In a few moments, astronaut Chris Hadfield changed from an orbiting Man of Steel-type to one who needs to heal from microgravity’s effects.
Hadfield recently spoke of his Superman-like moments of strength during five months spent on the International Space Station: wielding refrigerators with his fingertips, or somersaulting with a simple tuck and turn.
Coming back to Earth, however, presented operational challenges for the Expedition 35 commander, Hadfield acknowledged in a press conference three days after his May 13 landing aboard a Russian spacecraft touching down in Kazakhstan.

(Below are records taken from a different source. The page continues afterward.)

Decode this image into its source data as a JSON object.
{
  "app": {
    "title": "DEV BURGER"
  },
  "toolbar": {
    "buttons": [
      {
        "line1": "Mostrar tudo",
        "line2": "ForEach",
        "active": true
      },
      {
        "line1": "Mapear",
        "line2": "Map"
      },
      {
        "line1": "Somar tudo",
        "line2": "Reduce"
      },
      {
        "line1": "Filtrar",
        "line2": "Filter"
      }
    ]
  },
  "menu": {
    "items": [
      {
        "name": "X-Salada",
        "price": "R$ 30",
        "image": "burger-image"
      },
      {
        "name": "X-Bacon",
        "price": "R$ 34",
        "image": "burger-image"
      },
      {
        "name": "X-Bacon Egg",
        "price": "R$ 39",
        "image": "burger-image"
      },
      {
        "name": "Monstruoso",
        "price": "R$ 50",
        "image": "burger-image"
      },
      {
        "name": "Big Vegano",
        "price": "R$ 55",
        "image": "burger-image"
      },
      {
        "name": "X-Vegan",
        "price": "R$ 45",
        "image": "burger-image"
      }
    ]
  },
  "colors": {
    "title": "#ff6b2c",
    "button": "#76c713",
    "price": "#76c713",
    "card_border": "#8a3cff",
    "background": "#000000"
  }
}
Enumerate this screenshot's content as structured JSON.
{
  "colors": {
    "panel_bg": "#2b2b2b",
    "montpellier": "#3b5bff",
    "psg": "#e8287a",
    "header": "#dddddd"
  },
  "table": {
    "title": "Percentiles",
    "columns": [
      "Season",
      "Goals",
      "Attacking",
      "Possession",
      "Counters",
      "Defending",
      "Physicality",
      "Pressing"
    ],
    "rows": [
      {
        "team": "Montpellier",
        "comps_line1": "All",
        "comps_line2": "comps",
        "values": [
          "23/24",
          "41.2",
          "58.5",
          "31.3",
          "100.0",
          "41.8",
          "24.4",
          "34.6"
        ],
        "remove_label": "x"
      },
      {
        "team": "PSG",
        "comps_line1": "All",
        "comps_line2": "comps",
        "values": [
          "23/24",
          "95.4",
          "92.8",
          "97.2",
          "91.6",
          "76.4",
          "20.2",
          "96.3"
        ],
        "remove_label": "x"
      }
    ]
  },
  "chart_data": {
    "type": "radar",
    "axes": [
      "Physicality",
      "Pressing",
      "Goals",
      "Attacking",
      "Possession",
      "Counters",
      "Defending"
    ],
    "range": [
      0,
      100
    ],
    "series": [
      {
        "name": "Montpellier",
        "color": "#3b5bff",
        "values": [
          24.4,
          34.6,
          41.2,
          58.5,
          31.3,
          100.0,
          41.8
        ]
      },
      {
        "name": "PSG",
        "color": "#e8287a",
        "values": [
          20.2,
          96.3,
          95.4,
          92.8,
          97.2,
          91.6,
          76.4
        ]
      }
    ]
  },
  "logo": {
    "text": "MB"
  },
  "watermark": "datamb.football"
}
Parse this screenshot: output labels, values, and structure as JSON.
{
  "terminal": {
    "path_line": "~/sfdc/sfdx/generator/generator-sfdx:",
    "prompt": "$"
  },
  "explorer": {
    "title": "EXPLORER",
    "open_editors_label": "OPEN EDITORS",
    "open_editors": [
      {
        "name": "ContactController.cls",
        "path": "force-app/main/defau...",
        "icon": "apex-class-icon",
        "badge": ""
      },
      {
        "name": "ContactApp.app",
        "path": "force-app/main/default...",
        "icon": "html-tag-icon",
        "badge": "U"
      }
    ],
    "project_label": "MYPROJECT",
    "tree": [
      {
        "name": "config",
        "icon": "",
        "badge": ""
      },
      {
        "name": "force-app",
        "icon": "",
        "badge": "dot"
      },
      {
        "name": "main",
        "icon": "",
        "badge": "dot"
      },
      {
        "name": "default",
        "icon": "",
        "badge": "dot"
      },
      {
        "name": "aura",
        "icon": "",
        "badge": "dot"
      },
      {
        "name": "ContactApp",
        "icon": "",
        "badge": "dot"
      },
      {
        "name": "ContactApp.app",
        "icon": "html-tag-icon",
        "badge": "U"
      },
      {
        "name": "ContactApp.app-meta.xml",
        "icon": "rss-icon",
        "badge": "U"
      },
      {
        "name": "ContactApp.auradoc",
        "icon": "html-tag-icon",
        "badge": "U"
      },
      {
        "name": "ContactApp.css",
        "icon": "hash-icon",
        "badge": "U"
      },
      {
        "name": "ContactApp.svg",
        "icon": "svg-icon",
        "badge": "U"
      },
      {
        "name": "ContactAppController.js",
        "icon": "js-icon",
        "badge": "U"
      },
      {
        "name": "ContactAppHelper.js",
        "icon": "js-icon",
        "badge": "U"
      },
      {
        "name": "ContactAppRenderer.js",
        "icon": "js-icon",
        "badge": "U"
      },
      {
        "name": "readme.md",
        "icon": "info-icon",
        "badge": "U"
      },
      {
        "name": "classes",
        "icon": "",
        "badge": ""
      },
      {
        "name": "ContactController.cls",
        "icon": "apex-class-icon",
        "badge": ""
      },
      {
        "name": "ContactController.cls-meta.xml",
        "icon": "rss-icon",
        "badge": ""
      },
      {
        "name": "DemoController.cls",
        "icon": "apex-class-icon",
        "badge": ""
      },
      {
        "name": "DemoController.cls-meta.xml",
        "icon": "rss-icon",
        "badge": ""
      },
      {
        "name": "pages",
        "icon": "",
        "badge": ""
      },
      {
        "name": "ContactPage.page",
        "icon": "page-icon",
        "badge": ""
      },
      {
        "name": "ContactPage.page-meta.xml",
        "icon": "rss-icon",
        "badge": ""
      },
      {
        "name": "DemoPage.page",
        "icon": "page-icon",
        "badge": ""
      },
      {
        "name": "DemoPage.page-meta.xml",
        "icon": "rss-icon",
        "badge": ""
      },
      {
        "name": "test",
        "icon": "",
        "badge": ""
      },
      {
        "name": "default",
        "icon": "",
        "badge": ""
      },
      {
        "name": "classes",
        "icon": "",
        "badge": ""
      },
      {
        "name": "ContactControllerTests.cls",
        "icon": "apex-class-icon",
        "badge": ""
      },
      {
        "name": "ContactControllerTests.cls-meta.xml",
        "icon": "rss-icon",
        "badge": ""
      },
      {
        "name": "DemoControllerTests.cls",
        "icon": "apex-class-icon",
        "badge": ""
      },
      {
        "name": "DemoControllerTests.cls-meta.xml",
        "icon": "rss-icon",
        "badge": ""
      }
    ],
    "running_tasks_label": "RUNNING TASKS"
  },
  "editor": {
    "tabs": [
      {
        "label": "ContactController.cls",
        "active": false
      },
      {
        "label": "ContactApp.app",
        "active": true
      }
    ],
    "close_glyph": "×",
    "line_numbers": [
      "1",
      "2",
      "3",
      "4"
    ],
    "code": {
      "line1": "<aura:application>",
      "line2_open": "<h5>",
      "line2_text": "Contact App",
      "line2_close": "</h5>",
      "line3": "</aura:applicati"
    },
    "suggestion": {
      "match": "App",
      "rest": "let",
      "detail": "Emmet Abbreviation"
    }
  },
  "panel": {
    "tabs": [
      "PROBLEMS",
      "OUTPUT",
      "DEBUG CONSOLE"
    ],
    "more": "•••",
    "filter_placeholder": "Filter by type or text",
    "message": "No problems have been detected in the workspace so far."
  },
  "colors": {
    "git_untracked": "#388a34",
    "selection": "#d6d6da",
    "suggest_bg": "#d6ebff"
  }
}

"Right after I landed, I could feel the weight of my lips and tongue and I had to change how I was talking," Hadfield said in the press conference, which was broadcast on the Canadian Space Agency’s website May 16. "I hadn’t realized that I learned to talk with a weightless tongue."
Speech is one issue, but other health effects are more pressing for long-term orbiting astronauts. Bone density lessens at a rate of 1 percent a month. Muscle mass shrinks. Eyeball pressure changes, with roughly one-fifth of astronauts reporting vision issues.
Until about June 3, Hadfield will do an intensive battery of testing and recovery at NASA’s Johnson Space Center in Houston before pursuing an independent physical rehabilitation program for a few months.
Astronaut Chris Hadfield performs cardiovascular testing a few days after his mission returned to Earth May 13, 2013.
The data gathered during this period is crucial not only to ensure his health, but to add more information ahead of the one-year International Space Station crew missions NASA plans to begin in 2015.
Read the full article at: space.com